Chapter 3. Common Native Grasses of the Northern Midwest
Warm season; Perennial
Characteristics: 4–8’; upright open; flowers purple; foliage blue-green; fall color
Growing Conditions: average to wet soils; full sun; hardy zones 3–8
Big bluestem is one of the dominant grasses of the tallgrass prairie. An upright grass, the foliage changes color from blue-green to rich bronze in the fall. The inflorescence is 3-branched and is commonly said to resemble a turkey foot. Each branch has a purple spike that turns bronze in the fall.
- ‘Blackhawks’: Foliage is darker purple than other nativars. Foliage starts dark green and takes on purple tones by midsummer, turning completely dark purple by fall. Can be susceptible to rust.
- ‘Dancing Wind’: Reddish copper stems and flowers, turns purple and dark red in the fall.
- ‘Indian Warrior’: Dark purple foliage and flowers, becomes open spreading with age.
- ‘Rain Dance’: Foliage and flowers are purple with red tips.

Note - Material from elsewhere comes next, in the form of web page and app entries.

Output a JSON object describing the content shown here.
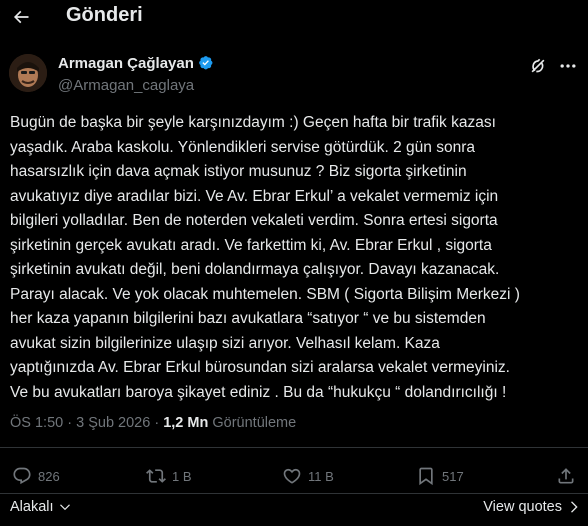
{
  "colors": {
    "background": "#000000",
    "text_primary": "#e7e9ea",
    "text_secondary": "#71767b",
    "verified_badge": "#1d9bf0",
    "divider": "#2f3336"
  },
  "header": {
    "back_icon": "arrow-left-icon",
    "title": "Gönderi"
  },
  "author": {
    "name": "Armagan Çağlayan",
    "handle": "@Armagan_caglaya",
    "verified_icon": "verified-badge-icon"
  },
  "tweet": {
    "lines": [
      "Bugün de başka bir şeyle karşınızdayım :) Geçen hafta bir trafik kazası",
      "yaşadık. Araba kaskolu. Yönlendikleri servise götürdük. 2 gün sonra",
      "hasarsızlık için dava açmak istiyor musunuz ? Biz sigorta şirketinin",
      "avukatıyız diye aradılar bizi. Ve Av. Ebrar Erkul’ a vekalet vermemiz için",
      "bilgileri yolladılar. Ben de noterden vekaleti verdim. Sonra ertesi sigorta",
      "şirketinin gerçek avukatı aradı. Ve farkettim ki, Av. Ebrar Erkul , sigorta",
      "şirketinin avukatı değil, beni dolandırmaya çalışıyor. Davayı kazanacak.",
      "Parayı alacak. Ve yok olacak muhtemelen. SBM ( Sigorta Bilişim Merkezi )",
      "her kaza yapanın bilgilerini bazı avukatlara “satıyor “ ve bu sistemden",
      "avukat sizin bilgilerinize ulaşıp sizi arıyor. Velhasıl kelam. Kaza",
      "yaptığınızda Av. Ebrar Erkul bürosundan sizi aralarsa vekalet vermeyiniz.",
      "Ve bu avukatları baroya şikayet ediniz . Bu da “hukukçu “ dolandırıcılığı !"
    ],
    "time": "ÖS 1:50",
    "date": "3 Şub 2026",
    "separator": "·",
    "views_count": "1,2 Mn",
    "views_label": "Görüntüleme"
  },
  "actions": {
    "reply_count": "826",
    "repost_count": "1 B",
    "like_count": "11 B",
    "bookmark_count": "517"
  },
  "footer": {
    "sort_label": "Alakalı",
    "view_quotes_label": "View quotes"
  }
}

Foliage becomes maroon in the fall.
- ‘Red October’: Red foliage in summer and fall
Species that feed on big bluestem according to the literature are Oslar’s roadside skipper (Amblyscirtes oslari), Delaware skipper (Anatrytone logan), Arogos skipper (Atrytone arogos), dusted skipper (Atrytonopsis hianna), wheat head armyworm (Faronta diffusa), Dakota skipper (Hesperia dacotae), cobweb skipper (Hesperia metea), Ottoe skipper (Hesperia ottoe), Indian skipper (Hesperia sassacus), Newman’s borer (Meropleon ambifusca), and byssus skipper (Problema byssus).
A habit of growth in graminoids, meaning that they grow in clumps.

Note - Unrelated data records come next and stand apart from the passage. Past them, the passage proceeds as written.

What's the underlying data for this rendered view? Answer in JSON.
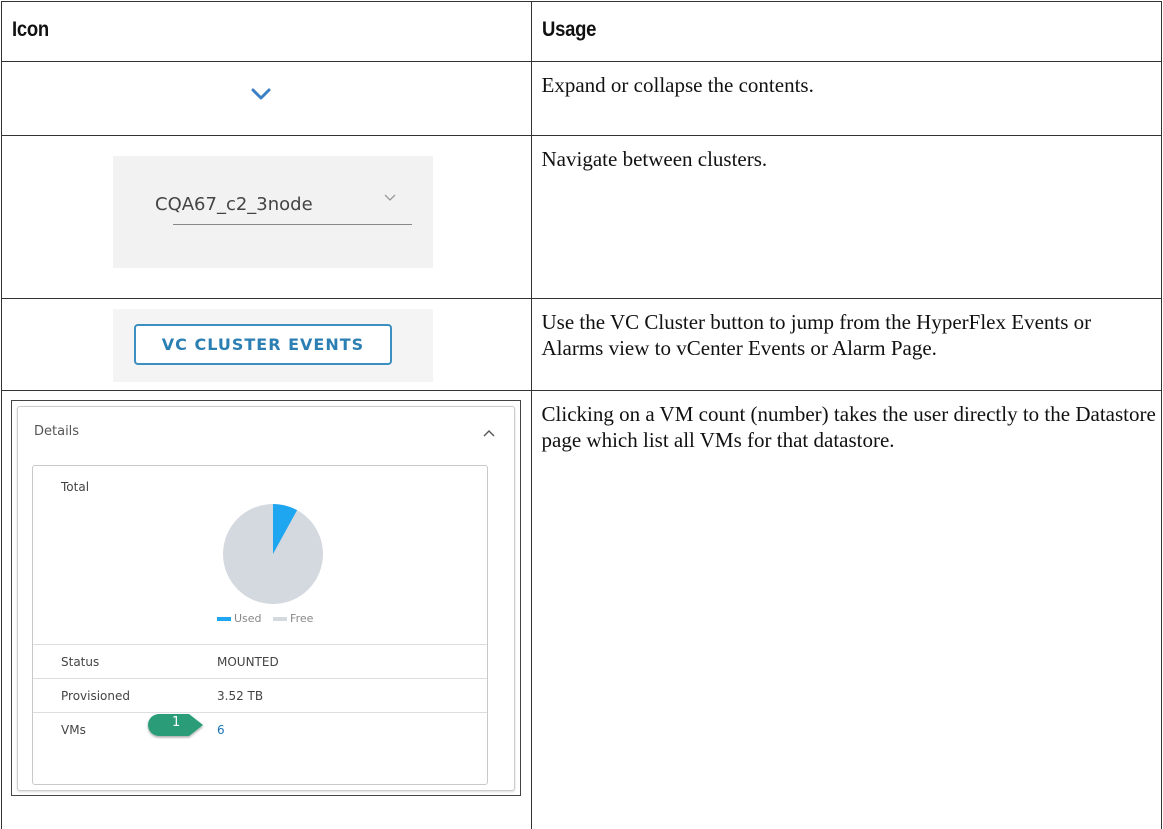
{
  "table": {
    "headers": {
      "icon": "Icon",
      "usage": "Usage"
    },
    "rows": [
      {
        "usage": "Expand or collapse the contents."
      },
      {
        "usage": "Navigate between clusters."
      },
      {
        "usage": "Use the VC Cluster button to jump from the HyperFlex Events or Alarms view to vCenter Events or Alarm Page."
      },
      {
        "usage": "Clicking on a VM count (number) takes the user directly to the Datastore page which list all VMs for that datastore."
      }
    ]
  },
  "cluster_selector": {
    "value": "CQA67_c2_3node"
  },
  "vc_button": {
    "label": "VC CLUSTER EVENTS"
  },
  "details_panel": {
    "title": "Details",
    "total_label": "Total",
    "legend": {
      "used": "Used",
      "free": "Free"
    },
    "usage_fraction": 0.08,
    "status_label": "Status",
    "status_value": "MOUNTED",
    "provisioned_label": "Provisioned",
    "provisioned_value": "3.52 TB",
    "vms_label": "VMs",
    "vms_value": "6",
    "callout_number": "1"
  },
  "colors": {
    "used": "#1ea7f0",
    "free": "#d4d8df",
    "callout": "#2a9d78",
    "button": "#3b8fc1"
  }
}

A cultivar of a native plant.
The order that includes butterflies and moths.